VALS opposes the creation of the new indictable offence of “grossly offensive public conduct” as the need for the proposed offence has not been sufficiently demonstrated. The Government should not be prioritising the creation of more criminal offences, when it continues to ignore much needed reforms that will have far greater impacts.

There is no “gap” to fill as existing offences adequately and appropriately cover the conduct that would be captured by the new offence. We know that public order offences are used to disproportionality criminalise people who are already over-represented in the criminal legal system, including Aboriginal and/or Torres Strait Islander people. There is a clear risk that Aboriginal people will also be disproportionality affected by this offence.

Whilst the Government focuses on responding to one discrete incident, reforms that are urgently needed to prevent Aboriginal deaths are left languishing for years.

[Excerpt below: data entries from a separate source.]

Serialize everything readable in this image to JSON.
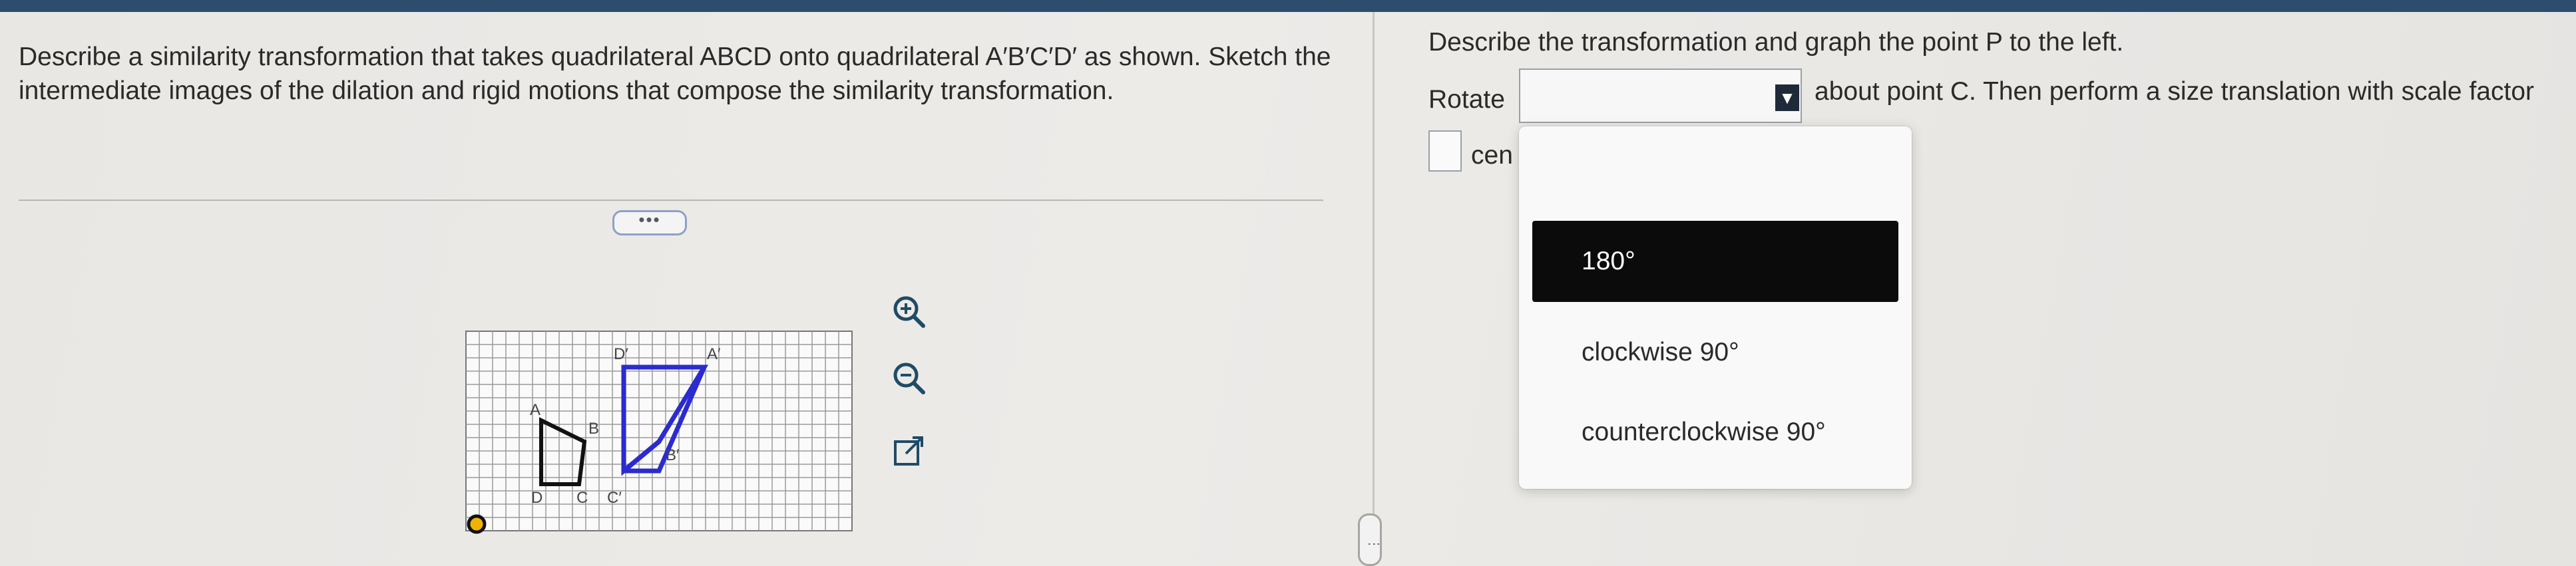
{
  "problem": {
    "prompt": "Describe a similarity transformation that takes quadrilateral ABCD onto quadrilateral A′B′C′D′ as shown. Sketch the intermediate images of the dilation and rigid motions that compose the similarity transformation.",
    "more_button": "•••"
  },
  "graph": {
    "original_labels": {
      "A": "A",
      "B": "B",
      "C": "C",
      "D": "D"
    },
    "image_labels": {
      "A": "A′",
      "B": "B′",
      "C": "C′",
      "D": "D′"
    },
    "original_color": "#111111",
    "image_color": "#2b2bd0",
    "point_color": "#f0b400",
    "tools": [
      "zoom-in-icon",
      "zoom-out-icon",
      "popout-icon"
    ]
  },
  "answer": {
    "instruction": "Describe the transformation and graph the point P to the left.",
    "rotate_label": "Rotate",
    "after_select": "about point C. Then perform a size translation with scale factor",
    "cen_text": "cen",
    "dropdown_options": [
      "180°",
      "clockwise 90°",
      "counterclockwise 90°"
    ],
    "selected_index": 0
  },
  "colors": {
    "top_bar": "#2d4d6e",
    "selected_option_bg": "#0b0b0b"
  }
}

In June 2022, the Victorian Coroners Court heard compelling and condemning evidence in relation to the death of Veronica Marie Nelson, a proud Gunditjmara, Dja Dja Wurrung, Wiradjuri and Yorta Yorta woman, who passed away in custody on 2 January 2019. Three years have passed and the laws and policies that contributed to her death have not been changed.

Instead of expanding and reinforcing criminal responses, the Government should be urgently reforming the punitive bail system, raising the age of criminal responsibility to at least 14 years and providing culturally safe healthcare in prisons.

The priority being given to this legislative reform also represents a broader trend of criminalisation and punitive responses. The Victorian Government should stop investing in police, building new prisons and expanding police powers and criminal offences. Instead, they should be investing in measures to support people to stay out of the criminal legal system.

Quotes Attributable to Nerita Waight, CEO of VALS

The Government should not be spending resources creating more criminal offences, when it continues to ignore much needed reforms that will have far greater impacts, particularly on marginalised and racialised people.

Instead of focusing on criminal responses, the Government should be urgently reforming the punitive bail system, raising the age of criminal responsibility to at least 14 years and providing culturally safe, equitable healthcare in prisons.